Approximately 200 million people deal with the IRS each year, and more than 100 million phone calls pour in on an annual basis. A decade ago, the vast majority of callers -- 87 percent -- could expect that a) someone at the IRS would answer the phone and b) they'd be kept on hold about 2.5 minutes, on average.
Not so in 2015. This year about half of all callers, and perhaps as few as 43 percent, will be lucky to get through, Olson stated. Those who do succeed are likely to stay on hold for 30 minutes on average.
Any questions about the tax code, which Olson describes as "overwhelming in its complexity," had better be simple. During the filing season, the IRS "will not answer any questions except 'basic' ones," she said. And once filing season ends, Olson reported, "it will not answer any tax-law questions at all." That will affect any of the 15 million taxpayers who file their returns later in the year, and who have questions about it.
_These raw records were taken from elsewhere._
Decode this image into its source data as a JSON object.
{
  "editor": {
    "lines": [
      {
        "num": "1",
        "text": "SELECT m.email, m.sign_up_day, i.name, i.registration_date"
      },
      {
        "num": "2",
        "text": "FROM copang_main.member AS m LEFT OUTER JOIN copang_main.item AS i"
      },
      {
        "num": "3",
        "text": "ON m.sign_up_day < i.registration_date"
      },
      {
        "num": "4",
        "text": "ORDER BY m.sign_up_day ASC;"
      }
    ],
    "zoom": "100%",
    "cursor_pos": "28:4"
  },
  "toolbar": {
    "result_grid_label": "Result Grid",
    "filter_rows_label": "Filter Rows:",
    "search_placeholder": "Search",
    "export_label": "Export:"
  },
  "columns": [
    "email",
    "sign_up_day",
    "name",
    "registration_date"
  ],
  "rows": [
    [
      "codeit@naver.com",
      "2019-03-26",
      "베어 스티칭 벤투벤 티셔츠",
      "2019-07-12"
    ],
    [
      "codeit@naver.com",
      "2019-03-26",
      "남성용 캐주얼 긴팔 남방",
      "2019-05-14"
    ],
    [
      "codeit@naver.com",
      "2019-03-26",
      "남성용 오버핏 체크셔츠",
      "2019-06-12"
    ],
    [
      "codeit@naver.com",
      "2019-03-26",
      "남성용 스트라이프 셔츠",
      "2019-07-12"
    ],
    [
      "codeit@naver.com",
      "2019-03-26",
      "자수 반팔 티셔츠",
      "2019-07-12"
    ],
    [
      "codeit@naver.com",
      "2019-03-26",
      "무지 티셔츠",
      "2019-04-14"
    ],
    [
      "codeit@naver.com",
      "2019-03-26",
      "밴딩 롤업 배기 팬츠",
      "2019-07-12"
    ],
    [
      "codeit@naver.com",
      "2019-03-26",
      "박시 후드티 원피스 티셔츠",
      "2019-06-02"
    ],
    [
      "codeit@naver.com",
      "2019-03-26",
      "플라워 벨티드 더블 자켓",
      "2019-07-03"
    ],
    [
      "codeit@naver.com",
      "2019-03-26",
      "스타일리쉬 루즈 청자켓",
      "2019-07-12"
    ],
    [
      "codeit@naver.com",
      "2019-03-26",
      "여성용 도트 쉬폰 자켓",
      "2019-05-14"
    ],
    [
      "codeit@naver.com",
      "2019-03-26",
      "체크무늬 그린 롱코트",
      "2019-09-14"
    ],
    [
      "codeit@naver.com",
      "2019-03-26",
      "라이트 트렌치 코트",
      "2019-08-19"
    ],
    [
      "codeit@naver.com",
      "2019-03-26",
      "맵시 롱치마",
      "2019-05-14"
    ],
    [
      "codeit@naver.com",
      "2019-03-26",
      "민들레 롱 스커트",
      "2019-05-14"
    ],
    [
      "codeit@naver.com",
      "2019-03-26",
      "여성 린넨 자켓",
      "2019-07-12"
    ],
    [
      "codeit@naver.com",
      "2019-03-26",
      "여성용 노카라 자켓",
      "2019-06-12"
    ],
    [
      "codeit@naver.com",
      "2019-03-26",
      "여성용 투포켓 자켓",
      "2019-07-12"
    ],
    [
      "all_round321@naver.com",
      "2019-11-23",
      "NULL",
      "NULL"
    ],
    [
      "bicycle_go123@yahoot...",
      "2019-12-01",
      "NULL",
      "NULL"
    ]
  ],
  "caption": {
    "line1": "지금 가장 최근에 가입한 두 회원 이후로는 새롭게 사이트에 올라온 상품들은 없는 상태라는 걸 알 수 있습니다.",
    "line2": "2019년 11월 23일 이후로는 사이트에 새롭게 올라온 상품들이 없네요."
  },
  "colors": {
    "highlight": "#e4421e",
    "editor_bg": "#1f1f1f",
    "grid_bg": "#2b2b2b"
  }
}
Other collateral damage includes help for low-income, disabled and elderly filers. In fiscal year 2004, the IRS assisted taxpayers in preparing 500,000 returns; this year the IRS "has eliminated return preparation completely," Olson said.